SIFMA v. CFTC: Cross-border Scope Goes Too Far
October 23, 2012
NEW YORK -- The Commodity Futures Trading Commission’s proposals to make “non-U.S. persons” register as swap dealers in the United States go too far, Securities Industry and Financial Markets Association chief executive Tim Ryan said at the trade group’s annual meeting here.
The commodity futures regulator’s plan to oversee swaps made by foreign firms with U.S. participants departs from international standards and needs to be re-thought, Ryan said.
The regulator’s guidance on the cross-border application of its swap dealership rules “breaks from standards of international comity by giving US regulators unprecedented regulatory scope over activities taking place in Europe, Asia and other jurisdictions,” he said.
“Fine-tuning is expected,’’ Gensler said. “We welcome inquiries from market participants. My fellow commissioners and I, along with the CFTC staff, are all committed to sorting through issues as they arise.’’
Ryan said there has been an “unprecedented outcry’’ from G20 finance ministers and regulators about some the extraterritorial impact of Dodd-Frank Wall Street Reform Act rule-making, including not just this derivative reform but also the Volcker Rule, which would preclude banks from trading with their own shareholders’ capital.

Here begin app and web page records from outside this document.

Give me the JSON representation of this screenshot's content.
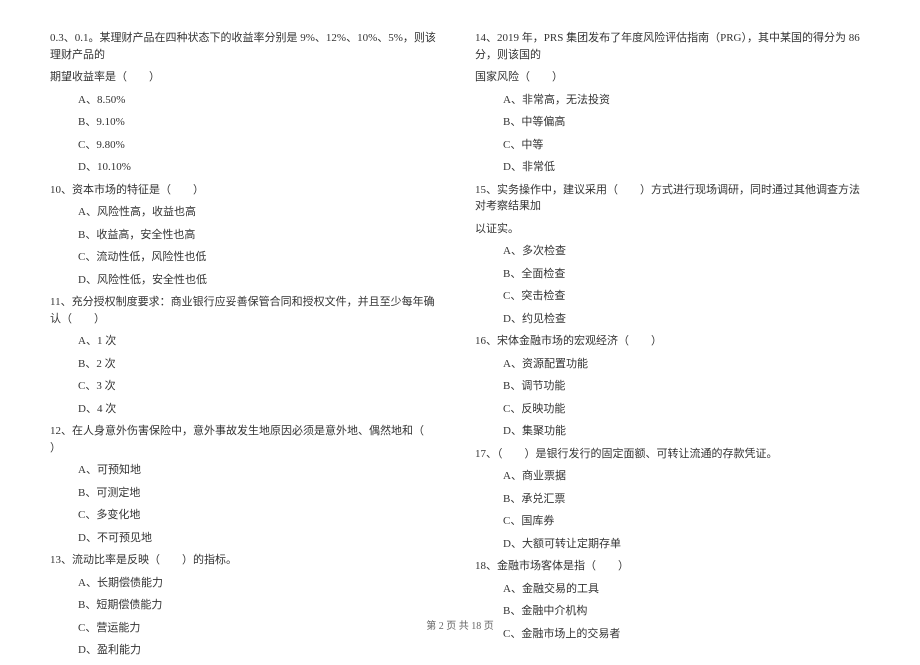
{
  "col1": {
    "q9_cont_line1": "0.3、0.1。某理财产品在四种状态下的收益率分别是 9%、12%、10%、5%，则该理财产品的",
    "q9_cont_line2": "期望收益率是（　　）",
    "q9": {
      "A": "A、8.50%",
      "B": "B、9.10%",
      "C": "C、9.80%",
      "D": "D、10.10%"
    },
    "q10": {
      "stem": "10、资本市场的特征是（　　）",
      "A": "A、风险性高，收益也高",
      "B": "B、收益高，安全性也高",
      "C": "C、流动性低，风险性也低",
      "D": "D、风险性低，安全性也低"
    },
    "q11": {
      "stem": "11、充分授权制度要求：商业银行应妥善保管合同和授权文件，并且至少每年确认（　　）",
      "A": "A、1 次",
      "B": "B、2 次",
      "C": "C、3 次",
      "D": "D、4 次"
    },
    "q12": {
      "stem": "12、在人身意外伤害保险中，意外事故发生地原因必须是意外地、偶然地和（　　）",
      "A": "A、可预知地",
      "B": "B、可测定地",
      "C": "C、多变化地",
      "D": "D、不可预见地"
    },
    "q13": {
      "stem": "13、流动比率是反映（　　）的指标。",
      "A": "A、长期偿债能力",
      "B": "B、短期偿债能力",
      "C": "C、营运能力",
      "D": "D、盈利能力"
    }
  },
  "col2": {
    "q14": {
      "line1": "14、2019 年，PRS 集团发布了年度风险评估指南（PRG），其中某国的得分为 86 分，则该国的",
      "line2": "国家风险（　　）",
      "A": "A、非常高，无法投资",
      "B": "B、中等偏高",
      "C": "C、中等",
      "D": "D、非常低"
    },
    "q15": {
      "line1": "15、实务操作中，建议采用（　　）方式进行现场调研，同时通过其他调查方法对考察结果加",
      "line2": "以证实。",
      "A": "A、多次检查",
      "B": "B、全面检查",
      "C": "C、突击检查",
      "D": "D、约见检查"
    },
    "q16": {
      "stem": "16、宋体金融市场的宏观经济（　　）",
      "A": "A、资源配置功能",
      "B": "B、调节功能",
      "C": "C、反映功能",
      "D": "D、集聚功能"
    },
    "q17": {
      "stem": "17、（　　）是银行发行的固定面额、可转让流通的存款凭证。",
      "A": "A、商业票据",
      "B": "B、承兑汇票",
      "C": "C、国库券",
      "D": "D、大额可转让定期存单"
    },
    "q18": {
      "stem": "18、金融市场客体是指（　　）",
      "A": "A、金融交易的工具",
      "B": "B、金融中介机构",
      "C": "C、金融市场上的交易者"
    }
  },
  "footer": "第 2 页 共 18 页"
}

But the oversight of foreign firms and the thresholds on which should have to register with the CFTC need to be reworked, he said, as Asia and Europe move in different directions on the same question.
“It’s time to step back, review what we are trying to accomplish, and find a better
approach to getting it done,’’ he said. “We cannot afford conflicting and overlapping rules proposals which produce extended uncertainty for everyone in the economy.’’
But cross-border application of swaps market reforms are not going away, Gensler said.